### REQUIRED ACTION
Retype the data exactly. Spelling and punctuation stay as they are.

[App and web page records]
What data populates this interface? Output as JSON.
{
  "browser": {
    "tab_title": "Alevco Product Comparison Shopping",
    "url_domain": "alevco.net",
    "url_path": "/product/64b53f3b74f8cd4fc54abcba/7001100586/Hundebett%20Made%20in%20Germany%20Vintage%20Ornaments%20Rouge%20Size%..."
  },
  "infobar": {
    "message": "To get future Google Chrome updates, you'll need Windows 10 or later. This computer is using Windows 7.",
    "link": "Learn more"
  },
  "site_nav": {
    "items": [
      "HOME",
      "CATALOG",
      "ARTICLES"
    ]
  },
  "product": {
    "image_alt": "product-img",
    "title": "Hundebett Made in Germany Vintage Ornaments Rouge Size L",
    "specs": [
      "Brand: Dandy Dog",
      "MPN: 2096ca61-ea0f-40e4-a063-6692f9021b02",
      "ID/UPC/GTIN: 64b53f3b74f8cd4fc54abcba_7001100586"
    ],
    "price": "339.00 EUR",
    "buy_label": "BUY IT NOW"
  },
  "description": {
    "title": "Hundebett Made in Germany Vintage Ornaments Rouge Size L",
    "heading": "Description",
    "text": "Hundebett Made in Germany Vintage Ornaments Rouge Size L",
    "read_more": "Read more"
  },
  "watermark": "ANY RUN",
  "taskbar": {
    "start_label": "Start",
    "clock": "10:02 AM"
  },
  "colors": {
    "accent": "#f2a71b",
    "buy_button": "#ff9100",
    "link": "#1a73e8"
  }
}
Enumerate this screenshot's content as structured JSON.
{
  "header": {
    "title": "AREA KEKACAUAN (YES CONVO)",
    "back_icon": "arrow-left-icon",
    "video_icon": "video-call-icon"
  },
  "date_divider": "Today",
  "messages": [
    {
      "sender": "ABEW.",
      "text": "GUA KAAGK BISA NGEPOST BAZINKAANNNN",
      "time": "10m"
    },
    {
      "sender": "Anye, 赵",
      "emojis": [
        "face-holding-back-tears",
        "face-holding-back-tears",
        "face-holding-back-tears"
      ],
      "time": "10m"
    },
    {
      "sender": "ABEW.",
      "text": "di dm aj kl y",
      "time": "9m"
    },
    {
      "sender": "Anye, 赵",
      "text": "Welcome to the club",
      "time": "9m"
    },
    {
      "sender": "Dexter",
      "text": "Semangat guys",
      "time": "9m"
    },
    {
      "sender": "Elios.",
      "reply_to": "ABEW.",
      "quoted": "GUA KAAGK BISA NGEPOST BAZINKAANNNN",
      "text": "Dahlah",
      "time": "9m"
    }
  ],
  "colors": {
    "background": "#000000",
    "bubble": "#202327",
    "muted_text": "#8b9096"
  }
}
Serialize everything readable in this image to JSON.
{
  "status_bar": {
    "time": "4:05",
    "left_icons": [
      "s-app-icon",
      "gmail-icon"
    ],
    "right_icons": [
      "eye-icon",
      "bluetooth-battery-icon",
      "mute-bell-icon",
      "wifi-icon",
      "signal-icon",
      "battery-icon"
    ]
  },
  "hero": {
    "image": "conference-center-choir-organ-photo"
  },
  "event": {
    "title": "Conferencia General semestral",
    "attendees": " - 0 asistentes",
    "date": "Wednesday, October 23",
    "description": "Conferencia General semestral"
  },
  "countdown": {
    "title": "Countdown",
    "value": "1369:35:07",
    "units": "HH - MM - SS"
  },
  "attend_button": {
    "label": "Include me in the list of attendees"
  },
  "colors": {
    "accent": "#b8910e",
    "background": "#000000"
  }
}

### WRITTEN REPLY
What data populates this interface? Output as JSON.
{
  "browser": {
    "tab_title": "Alevco Product Comparison Shopping",
    "url_domain": "alevco.net",
    "url_path": "/product/64b53f3b74f8cd4fc54abcba/7001100586/Hundebett%20Made%20in%20Germany%20Vintage%20Ornaments%20Rouge%20Size%..."
  },
  "infobar": {
    "message": "To get future Google Chrome updates, you'll need Windows 10 or later. This computer is using Windows 7.",
    "link": "Learn more"
  },
  "site_nav": {
    "items": [
      "HOME",
      "CATALOG",
      "ARTICLES"
    ]
  },
  "product": {
    "image_alt": "product-img",
    "title": "Hundebett Made in Germany Vintage Ornaments Rouge Size L",
    "specs": [
      "Brand: Dandy Dog",
      "MPN: 2096ca61-ea0f-40e4-a063-6692f9021b02",
      "ID/UPC/GTIN: 64b53f3b74f8cd4fc54abcba_7001100586"
    ],
    "price": "339.00 EUR",
    "buy_label": "BUY IT NOW"
  },
  "description": {
    "title": "Hundebett Made in Germany Vintage Ornaments Rouge Size L",
    "heading": "Description",
    "text": "Hundebett Made in Germany Vintage Ornaments Rouge Size L",
    "read_more": "Read more"
  },
  "watermark": "ANY RUN",
  "taskbar": {
    "start_label": "Start",
    "clock": "10:02 AM"
  },
  "colors": {
    "accent": "#f2a71b",
    "buy_button": "#ff9100",
    "link": "#1a73e8"
  }
}
Enumerate this screenshot's content as structured JSON.
{
  "header": {
    "title": "AREA KEKACAUAN (YES CONVO)",
    "back_icon": "arrow-left-icon",
    "video_icon": "video-call-icon"
  },
  "date_divider": "Today",
  "messages": [
    {
      "sender": "ABEW.",
      "text": "GUA KAAGK BISA NGEPOST BAZINKAANNNN",
      "time": "10m"
    },
    {
      "sender": "Anye, 赵",
      "emojis": [
        "face-holding-back-tears",
        "face-holding-back-tears",
        "face-holding-back-tears"
      ],
      "time": "10m"
    },
    {
      "sender": "ABEW.",
      "text": "di dm aj kl y",
      "time": "9m"
    },
    {
      "sender": "Anye, 赵",
      "text": "Welcome to the club",
      "time": "9m"
    },
    {
      "sender": "Dexter",
      "text": "Semangat guys",
      "time": "9m"
    },
    {
      "sender": "Elios.",
      "reply_to": "ABEW.",
      "quoted": "GUA KAAGK BISA NGEPOST BAZINKAANNNN",
      "text": "Dahlah",
      "time": "9m"
    }
  ],
  "colors": {
    "background": "#000000",
    "bubble": "#202327",
    "muted_text": "#8b9096"
  }
}
Serialize everything readable in this image to JSON.
{
  "status_bar": {
    "time": "4:05",
    "left_icons": [
      "s-app-icon",
      "gmail-icon"
    ],
    "right_icons": [
      "eye-icon",
      "bluetooth-battery-icon",
      "mute-bell-icon",
      "wifi-icon",
      "signal-icon",
      "battery-icon"
    ]
  },
  "hero": {
    "image": "conference-center-choir-organ-photo"
  },
  "event": {
    "title": "Conferencia General semestral",
    "attendees": " - 0 asistentes",
    "date": "Wednesday, October 23",
    "description": "Conferencia General semestral"
  },
  "countdown": {
    "title": "Countdown",
    "value": "1369:35:07",
    "units": "HH - MM - SS"
  },
  "attend_button": {
    "label": "Include me in the list of attendees"
  },
  "colors": {
    "accent": "#b8910e",
    "background": "#000000"
  }
}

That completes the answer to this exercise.